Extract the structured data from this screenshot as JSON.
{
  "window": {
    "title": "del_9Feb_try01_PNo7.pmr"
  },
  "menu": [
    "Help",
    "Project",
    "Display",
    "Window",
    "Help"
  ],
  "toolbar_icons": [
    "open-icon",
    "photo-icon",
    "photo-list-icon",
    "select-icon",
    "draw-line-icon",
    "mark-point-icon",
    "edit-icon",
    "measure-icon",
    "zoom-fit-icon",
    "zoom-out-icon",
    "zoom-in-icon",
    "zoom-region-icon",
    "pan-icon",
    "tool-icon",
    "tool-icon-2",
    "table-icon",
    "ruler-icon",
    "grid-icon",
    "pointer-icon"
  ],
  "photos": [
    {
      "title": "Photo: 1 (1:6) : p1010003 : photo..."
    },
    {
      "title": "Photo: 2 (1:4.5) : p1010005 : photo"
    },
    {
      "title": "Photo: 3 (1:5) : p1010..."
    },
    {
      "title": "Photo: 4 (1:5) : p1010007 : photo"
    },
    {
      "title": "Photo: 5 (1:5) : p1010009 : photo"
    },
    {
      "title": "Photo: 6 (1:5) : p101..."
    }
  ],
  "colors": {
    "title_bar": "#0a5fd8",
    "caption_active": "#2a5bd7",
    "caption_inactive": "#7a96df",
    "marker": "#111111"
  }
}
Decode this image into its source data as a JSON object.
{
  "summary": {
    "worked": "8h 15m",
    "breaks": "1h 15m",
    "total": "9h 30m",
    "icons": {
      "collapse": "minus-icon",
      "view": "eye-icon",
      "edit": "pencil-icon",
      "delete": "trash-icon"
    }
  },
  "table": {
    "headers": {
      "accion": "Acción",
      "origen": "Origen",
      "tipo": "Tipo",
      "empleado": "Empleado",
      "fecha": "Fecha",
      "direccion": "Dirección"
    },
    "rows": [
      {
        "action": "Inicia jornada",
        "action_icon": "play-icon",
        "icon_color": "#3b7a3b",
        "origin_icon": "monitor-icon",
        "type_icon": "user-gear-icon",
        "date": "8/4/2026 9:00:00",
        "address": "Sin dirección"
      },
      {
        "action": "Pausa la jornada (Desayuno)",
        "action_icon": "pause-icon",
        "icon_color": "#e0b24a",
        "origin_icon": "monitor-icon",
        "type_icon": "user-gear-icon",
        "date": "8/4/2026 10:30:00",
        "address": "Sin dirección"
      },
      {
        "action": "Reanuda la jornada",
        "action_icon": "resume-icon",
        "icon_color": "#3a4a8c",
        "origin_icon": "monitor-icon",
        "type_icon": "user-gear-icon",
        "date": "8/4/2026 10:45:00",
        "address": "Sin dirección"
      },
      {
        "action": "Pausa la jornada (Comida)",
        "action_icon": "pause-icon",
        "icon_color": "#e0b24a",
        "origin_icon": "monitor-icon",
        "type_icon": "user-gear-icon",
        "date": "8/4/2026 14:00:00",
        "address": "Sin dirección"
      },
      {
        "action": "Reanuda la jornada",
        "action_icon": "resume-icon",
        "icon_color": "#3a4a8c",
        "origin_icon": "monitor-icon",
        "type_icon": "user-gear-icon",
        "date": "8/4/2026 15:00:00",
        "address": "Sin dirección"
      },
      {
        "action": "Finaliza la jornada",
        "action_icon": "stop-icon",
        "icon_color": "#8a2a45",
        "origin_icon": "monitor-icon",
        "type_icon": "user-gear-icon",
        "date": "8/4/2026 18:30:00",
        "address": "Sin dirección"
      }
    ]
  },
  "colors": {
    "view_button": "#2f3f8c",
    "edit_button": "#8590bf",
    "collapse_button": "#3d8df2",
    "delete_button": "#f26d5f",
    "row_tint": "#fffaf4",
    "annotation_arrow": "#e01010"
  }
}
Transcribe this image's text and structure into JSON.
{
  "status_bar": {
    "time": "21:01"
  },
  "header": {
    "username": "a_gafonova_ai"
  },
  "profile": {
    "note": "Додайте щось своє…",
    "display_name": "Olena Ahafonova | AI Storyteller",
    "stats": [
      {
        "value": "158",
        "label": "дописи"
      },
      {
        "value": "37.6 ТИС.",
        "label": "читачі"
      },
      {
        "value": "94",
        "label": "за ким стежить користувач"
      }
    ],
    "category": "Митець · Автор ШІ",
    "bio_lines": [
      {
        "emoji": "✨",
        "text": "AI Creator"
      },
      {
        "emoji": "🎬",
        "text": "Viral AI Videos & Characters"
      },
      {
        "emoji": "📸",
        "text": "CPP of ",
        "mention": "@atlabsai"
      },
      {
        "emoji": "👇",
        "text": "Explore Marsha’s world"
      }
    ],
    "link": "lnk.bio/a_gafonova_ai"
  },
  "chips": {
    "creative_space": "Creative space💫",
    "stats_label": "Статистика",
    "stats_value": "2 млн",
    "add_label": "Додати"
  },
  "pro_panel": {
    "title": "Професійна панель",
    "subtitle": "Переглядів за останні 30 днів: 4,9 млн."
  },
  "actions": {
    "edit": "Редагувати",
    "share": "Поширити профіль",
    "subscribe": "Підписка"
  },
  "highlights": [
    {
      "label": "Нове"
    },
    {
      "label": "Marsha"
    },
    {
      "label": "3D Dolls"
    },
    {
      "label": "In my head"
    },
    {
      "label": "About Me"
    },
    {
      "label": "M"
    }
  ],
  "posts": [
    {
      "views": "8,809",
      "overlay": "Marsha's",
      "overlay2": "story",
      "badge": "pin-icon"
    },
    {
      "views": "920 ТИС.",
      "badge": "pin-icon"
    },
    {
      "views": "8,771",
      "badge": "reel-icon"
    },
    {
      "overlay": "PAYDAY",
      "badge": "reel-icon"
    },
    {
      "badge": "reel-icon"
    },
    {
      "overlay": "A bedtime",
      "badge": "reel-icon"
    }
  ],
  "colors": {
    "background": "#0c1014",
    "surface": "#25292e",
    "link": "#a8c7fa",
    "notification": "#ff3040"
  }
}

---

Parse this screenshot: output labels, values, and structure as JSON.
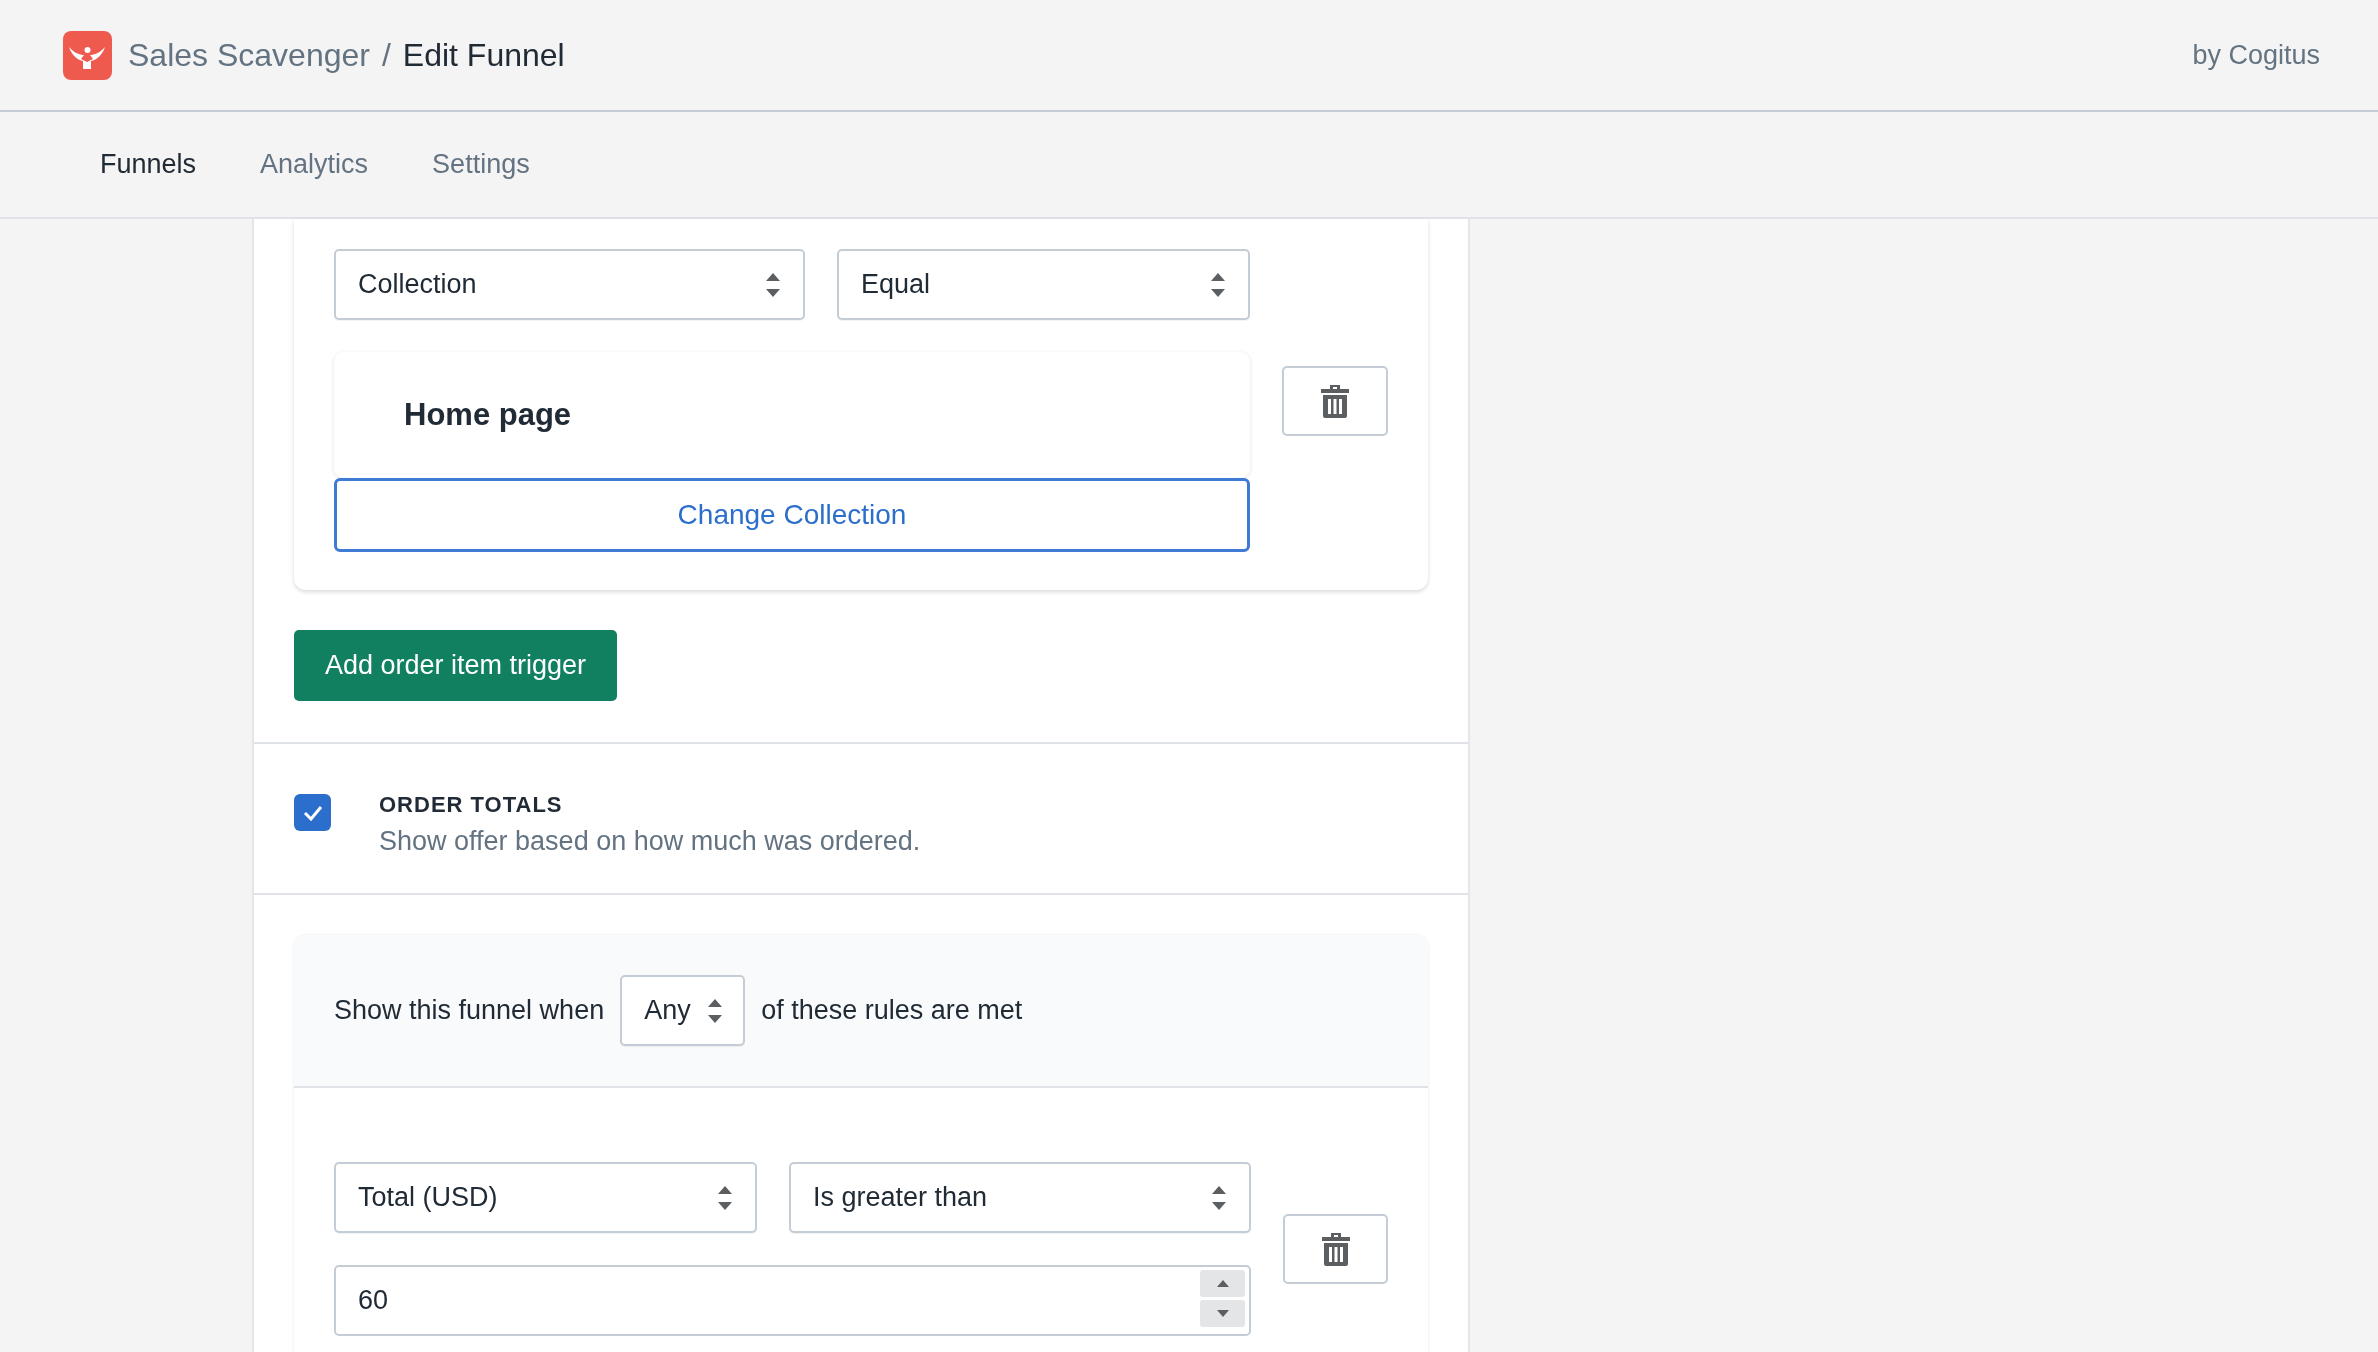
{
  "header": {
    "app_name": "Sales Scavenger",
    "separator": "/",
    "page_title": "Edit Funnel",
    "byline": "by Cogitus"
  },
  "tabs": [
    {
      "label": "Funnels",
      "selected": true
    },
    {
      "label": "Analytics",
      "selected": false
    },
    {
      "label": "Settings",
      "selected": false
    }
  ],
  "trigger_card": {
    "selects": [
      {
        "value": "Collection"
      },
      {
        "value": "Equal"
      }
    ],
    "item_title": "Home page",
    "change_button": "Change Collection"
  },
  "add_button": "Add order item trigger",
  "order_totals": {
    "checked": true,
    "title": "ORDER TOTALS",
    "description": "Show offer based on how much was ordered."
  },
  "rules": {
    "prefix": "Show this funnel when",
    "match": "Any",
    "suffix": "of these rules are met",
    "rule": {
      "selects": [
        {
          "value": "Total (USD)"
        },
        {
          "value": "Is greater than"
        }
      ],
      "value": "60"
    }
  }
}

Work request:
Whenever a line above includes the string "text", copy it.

Worked solution:
Transcribe this image's text and structure into JSON.
        "text": "AI Creator"
        "text": "Viral AI Videos & Characters"
        "text": "CPP of ",
        "text": "Explore Marsha’s world"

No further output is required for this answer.